• [EXERCISE DIRECTIONS]
Reproduce every entry exactly and leave its pictures out.
-------- DATA PROVIDED
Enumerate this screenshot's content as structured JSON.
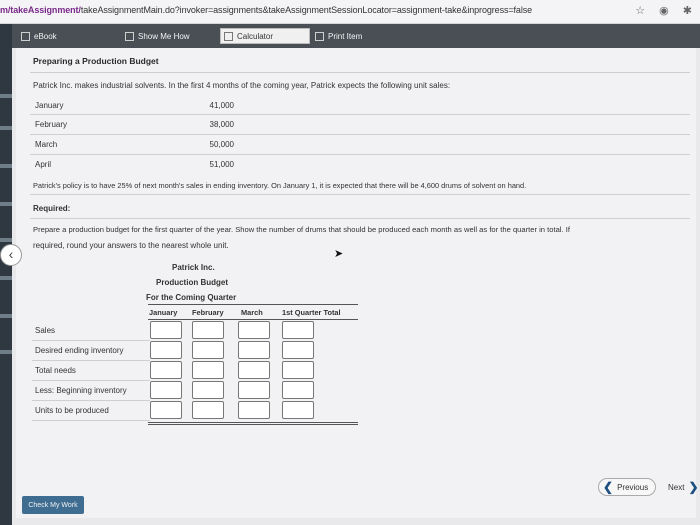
{
  "browser": {
    "url_prefix": "m/takeAssignment/",
    "url_main": "takeAssignmentMain.do?invoker=assignments&takeAssignmentSessionLocator=assignment-take&inprogress=false",
    "icons": [
      "star-icon",
      "extension-icon",
      "menu-icon"
    ]
  },
  "toolbar": {
    "ebook": "eBook",
    "show_me_how": "Show Me How",
    "calculator": "Calculator",
    "print_item": "Print Item"
  },
  "problem": {
    "title": "Preparing a Production Budget",
    "intro": "Patrick Inc. makes industrial solvents. In the first 4 months of the coming year, Patrick expects the following unit sales:",
    "sales": [
      {
        "month": "January",
        "units": "41,000"
      },
      {
        "month": "February",
        "units": "38,000"
      },
      {
        "month": "March",
        "units": "50,000"
      },
      {
        "month": "April",
        "units": "51,000"
      }
    ],
    "policy": "Patrick's policy is to have 25% of next month's sales in ending inventory. On January 1, it is expected that there will be 4,600 drums of solvent on hand.",
    "required_label": "Required:",
    "instruction_line1": "Prepare a production budget for the first quarter of the year. Show the number of drums that should be produced each month as well as for the quarter in total. If",
    "instruction_line2": "required, round your answers to the nearest whole unit."
  },
  "budget": {
    "company": "Patrick Inc.",
    "title": "Production Budget",
    "period": "For the Coming Quarter",
    "columns": [
      "January",
      "February",
      "March",
      "1st Quarter Total"
    ],
    "rows": [
      "Sales",
      "Desired ending inventory",
      "Total needs",
      "Less: Beginning inventory",
      "Units to be produced"
    ]
  },
  "footer": {
    "check": "Check My Work",
    "previous": "Previous",
    "next": "Next"
  }
}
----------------
• [OUTPUT BELOW]
Enumerate this screenshot's content as structured JSON.
{
  "browser": {
    "url_prefix": "m/takeAssignment/",
    "url_main": "takeAssignmentMain.do?invoker=assignments&takeAssignmentSessionLocator=assignment-take&inprogress=false",
    "icons": [
      "star-icon",
      "extension-icon",
      "menu-icon"
    ]
  },
  "toolbar": {
    "ebook": "eBook",
    "show_me_how": "Show Me How",
    "calculator": "Calculator",
    "print_item": "Print Item"
  },
  "problem": {
    "title": "Preparing a Production Budget",
    "intro": "Patrick Inc. makes industrial solvents. In the first 4 months of the coming year, Patrick expects the following unit sales:",
    "sales": [
      {
        "month": "January",
        "units": "41,000"
      },
      {
        "month": "February",
        "units": "38,000"
      },
      {
        "month": "March",
        "units": "50,000"
      },
      {
        "month": "April",
        "units": "51,000"
      }
    ],
    "policy": "Patrick's policy is to have 25% of next month's sales in ending inventory. On January 1, it is expected that there will be 4,600 drums of solvent on hand.",
    "required_label": "Required:",
    "instruction_line1": "Prepare a production budget for the first quarter of the year. Show the number of drums that should be produced each month as well as for the quarter in total. If",
    "instruction_line2": "required, round your answers to the nearest whole unit."
  },
  "budget": {
    "company": "Patrick Inc.",
    "title": "Production Budget",
    "period": "For the Coming Quarter",
    "columns": [
      "January",
      "February",
      "March",
      "1st Quarter Total"
    ],
    "rows": [
      "Sales",
      "Desired ending inventory",
      "Total needs",
      "Less: Beginning inventory",
      "Units to be produced"
    ]
  },
  "footer": {
    "check": "Check My Work",
    "previous": "Previous",
    "next": "Next"
  }
}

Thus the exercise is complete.